Throughout his works Philip Larkin shows the ‘emptiness that lies under all we do.’ The way we travel through life riding a wave of superficialities, too caught up in the moment to see what is really going on. Larkin aims to alleviate the blindness created by our deep involvement, attempting to draw the reader out to see the big picture. In Ambulances he acknowledges death as a device powerful enough to allow people to see beyond themselves and the things surrounding them. The thought of their impending demise, “so permanent blank and true” allows them to ‘get it whole’ and see the truth, the sheer vastness of death pales to insignificance the things that worry about in everyday life. But this realization is a curse, as once you see it whole, see life for what it is, it ‘dulls to distance all we are.’

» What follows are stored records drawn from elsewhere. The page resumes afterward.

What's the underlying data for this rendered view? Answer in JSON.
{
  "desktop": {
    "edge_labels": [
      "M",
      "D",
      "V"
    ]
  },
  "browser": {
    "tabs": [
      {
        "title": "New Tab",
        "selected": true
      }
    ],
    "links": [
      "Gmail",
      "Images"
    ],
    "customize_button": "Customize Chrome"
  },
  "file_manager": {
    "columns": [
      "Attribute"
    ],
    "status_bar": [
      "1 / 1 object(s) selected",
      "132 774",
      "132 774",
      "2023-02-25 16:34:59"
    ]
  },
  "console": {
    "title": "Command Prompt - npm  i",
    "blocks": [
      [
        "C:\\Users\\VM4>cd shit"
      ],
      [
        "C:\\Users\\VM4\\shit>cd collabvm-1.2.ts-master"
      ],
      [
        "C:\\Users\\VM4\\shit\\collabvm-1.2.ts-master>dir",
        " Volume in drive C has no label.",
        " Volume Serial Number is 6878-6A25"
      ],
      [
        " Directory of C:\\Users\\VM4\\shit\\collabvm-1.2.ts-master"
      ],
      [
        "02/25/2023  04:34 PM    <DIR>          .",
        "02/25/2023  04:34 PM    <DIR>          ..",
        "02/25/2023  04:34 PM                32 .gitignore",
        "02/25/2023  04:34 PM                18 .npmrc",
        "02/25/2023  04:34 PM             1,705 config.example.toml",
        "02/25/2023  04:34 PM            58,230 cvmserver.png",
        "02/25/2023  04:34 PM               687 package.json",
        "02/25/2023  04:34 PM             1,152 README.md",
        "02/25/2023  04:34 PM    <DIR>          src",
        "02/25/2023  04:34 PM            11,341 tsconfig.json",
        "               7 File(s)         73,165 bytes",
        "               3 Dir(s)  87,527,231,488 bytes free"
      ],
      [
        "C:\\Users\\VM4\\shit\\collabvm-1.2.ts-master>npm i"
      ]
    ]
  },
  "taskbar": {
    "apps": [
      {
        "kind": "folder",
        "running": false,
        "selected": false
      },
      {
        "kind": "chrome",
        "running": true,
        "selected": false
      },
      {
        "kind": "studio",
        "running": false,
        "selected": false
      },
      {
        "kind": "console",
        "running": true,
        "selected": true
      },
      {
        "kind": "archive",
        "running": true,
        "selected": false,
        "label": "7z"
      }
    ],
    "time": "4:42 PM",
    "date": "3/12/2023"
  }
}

Things that used to matter loose their importance. It is this that Larkin struggles with throughout his works. It can be seen within Larkin as he strives to fill the gap left by his separation from life and society. Ambulances is really a chronicle of a realization, not a work that stands up by itself but rather supporting evidence created to reside with the messages generated in his other works. Though it does evoke a reaction within the reader, as they begin to realize the truth they whisper “poor soul … at their own distress.”

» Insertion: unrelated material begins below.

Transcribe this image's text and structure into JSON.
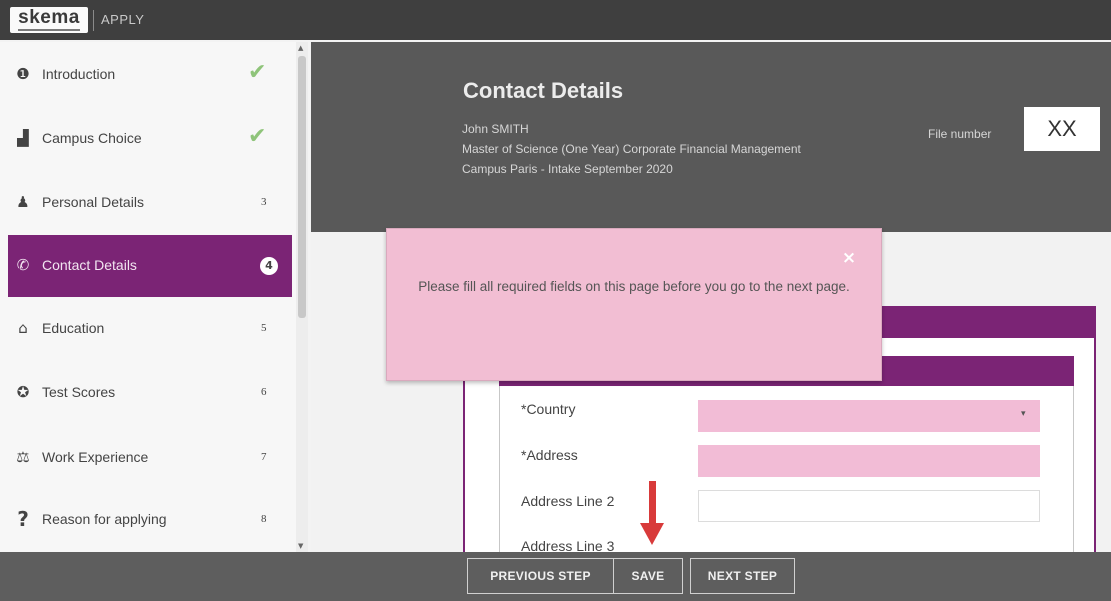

It is this use of inarguable truths that makes Larkin’s work so powerful. He creates a situation where the reader is forced towards a realization by making them see something within themselves. He does not propose a fully formed interpretation, as that would be just as ‘reprehensibly perfect’ as the closed interpretation presented by the society that he hates. Instead he alludes to an understanding without stating explicitly what it is. This means that the interpretation is dependent on the reader and it is because of this that Larkin’s works relate to so many people. He bases his works on the things that make us essentially human.
The ambulance itself is no more than an object, representative of death, this interpretation could be seen to show Larkin’s pessimistic outlook on life as an ambulance could also be said to represent hope, life, rather than death. However, his reasoning is undeniable, there is a grim fascination with ambulances that can only be described through a fear of death. The knowingness that someone, at the moment of seeing an ambulance pass, is facing their own mortality. Larkin takes this and applies it to all people, ‘all streets in time are visited,’ by doing this he makes the reader see their own mortality, the fragility of their life and in doing so allows them to see the farcical nature of the life they have been living.